Its contributors are particularly cross that Lloyd's insists that its Names must agree to litigate in Britain. What US citizens find in English courts, it says, for example, is that "they have been reduced to being British colonial subjects again."
The British courts, these American litigants baldly state, "are there to carry out the will of the establishment, protecting the interests of the British social and financial oligarchy".
Whether or not you buy that, Lloyd's is on the rocks. The number of individual Names has fallen from over 32,000 to under 4,000. Corporate capital now supplies more than 70% of the market's financial capacity. At best, Lloyd's will soon be utterly changed. At worst, it is quite possible that it will simply disappear, or become one of those vestigial institutions whose "greatness" we go on about for decades after they have ceased to be great by any objective standard.
The Lloyd's debacle simply could not have happened if business partners, investors, clients, the media, regulators, journalists and the general public had been allowed to know more, and to know it in good time.

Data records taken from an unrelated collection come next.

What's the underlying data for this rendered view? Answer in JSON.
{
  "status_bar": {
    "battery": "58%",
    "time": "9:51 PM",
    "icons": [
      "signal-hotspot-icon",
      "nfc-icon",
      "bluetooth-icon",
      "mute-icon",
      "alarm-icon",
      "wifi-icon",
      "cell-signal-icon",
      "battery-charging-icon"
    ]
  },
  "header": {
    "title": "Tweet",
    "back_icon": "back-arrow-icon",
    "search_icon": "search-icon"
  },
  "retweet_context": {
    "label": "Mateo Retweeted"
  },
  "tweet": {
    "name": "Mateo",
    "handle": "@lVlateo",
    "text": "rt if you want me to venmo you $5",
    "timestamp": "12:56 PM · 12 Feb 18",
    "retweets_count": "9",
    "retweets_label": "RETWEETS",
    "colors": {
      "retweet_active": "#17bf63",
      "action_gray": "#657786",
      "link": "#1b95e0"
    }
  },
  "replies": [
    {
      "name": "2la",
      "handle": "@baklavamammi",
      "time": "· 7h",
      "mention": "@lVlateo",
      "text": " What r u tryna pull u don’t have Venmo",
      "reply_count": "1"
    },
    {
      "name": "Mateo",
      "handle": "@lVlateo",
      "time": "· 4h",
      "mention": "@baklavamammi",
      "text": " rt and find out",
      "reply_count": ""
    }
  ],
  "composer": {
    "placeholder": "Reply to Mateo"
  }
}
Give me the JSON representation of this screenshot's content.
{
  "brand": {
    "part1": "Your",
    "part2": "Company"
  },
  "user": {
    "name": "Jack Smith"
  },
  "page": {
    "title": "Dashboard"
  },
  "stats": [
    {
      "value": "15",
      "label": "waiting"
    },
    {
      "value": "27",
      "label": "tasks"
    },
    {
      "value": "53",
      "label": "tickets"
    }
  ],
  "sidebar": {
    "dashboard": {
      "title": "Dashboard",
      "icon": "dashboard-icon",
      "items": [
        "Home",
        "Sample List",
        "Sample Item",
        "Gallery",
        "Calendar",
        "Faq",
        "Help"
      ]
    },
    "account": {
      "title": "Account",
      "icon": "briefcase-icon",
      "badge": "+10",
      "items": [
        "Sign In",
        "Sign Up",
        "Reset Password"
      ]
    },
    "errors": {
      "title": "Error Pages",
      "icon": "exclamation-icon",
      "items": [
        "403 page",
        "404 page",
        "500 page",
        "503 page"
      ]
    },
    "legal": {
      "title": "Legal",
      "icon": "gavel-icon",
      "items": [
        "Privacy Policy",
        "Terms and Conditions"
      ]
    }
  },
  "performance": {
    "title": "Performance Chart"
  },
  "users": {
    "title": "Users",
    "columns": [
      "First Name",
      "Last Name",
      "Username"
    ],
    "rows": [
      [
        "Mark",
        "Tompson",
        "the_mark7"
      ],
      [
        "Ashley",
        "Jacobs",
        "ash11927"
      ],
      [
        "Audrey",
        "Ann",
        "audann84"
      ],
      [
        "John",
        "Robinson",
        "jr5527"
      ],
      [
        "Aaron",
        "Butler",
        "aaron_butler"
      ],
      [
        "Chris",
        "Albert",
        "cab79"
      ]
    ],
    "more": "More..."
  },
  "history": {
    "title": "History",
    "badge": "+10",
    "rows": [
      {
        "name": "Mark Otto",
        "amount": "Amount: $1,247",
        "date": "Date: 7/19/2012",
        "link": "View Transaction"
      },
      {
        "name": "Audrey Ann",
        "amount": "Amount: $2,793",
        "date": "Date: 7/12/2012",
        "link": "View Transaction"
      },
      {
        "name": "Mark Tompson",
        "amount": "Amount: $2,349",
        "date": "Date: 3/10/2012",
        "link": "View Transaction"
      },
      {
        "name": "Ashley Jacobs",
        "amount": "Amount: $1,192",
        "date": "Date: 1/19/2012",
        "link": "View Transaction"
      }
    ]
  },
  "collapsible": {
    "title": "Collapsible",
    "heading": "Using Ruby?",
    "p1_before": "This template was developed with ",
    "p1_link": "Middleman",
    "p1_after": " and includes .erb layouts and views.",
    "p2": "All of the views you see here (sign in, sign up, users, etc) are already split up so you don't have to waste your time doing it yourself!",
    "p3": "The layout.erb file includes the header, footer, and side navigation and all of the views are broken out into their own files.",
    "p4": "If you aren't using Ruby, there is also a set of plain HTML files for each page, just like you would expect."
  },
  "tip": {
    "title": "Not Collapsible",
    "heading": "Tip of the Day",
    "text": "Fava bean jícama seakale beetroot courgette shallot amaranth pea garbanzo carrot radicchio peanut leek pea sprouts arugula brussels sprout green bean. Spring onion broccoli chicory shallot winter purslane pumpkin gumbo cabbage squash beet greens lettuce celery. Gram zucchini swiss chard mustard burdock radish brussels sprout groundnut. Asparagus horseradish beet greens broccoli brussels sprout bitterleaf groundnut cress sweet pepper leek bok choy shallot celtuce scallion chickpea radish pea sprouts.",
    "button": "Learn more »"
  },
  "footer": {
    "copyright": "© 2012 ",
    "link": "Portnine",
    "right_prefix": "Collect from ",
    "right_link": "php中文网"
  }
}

A society that insists on blundering around in the dark is always going to stub its toes on the sharp corners of the bedroom furniture.
• Godfrey Hodgson is the author of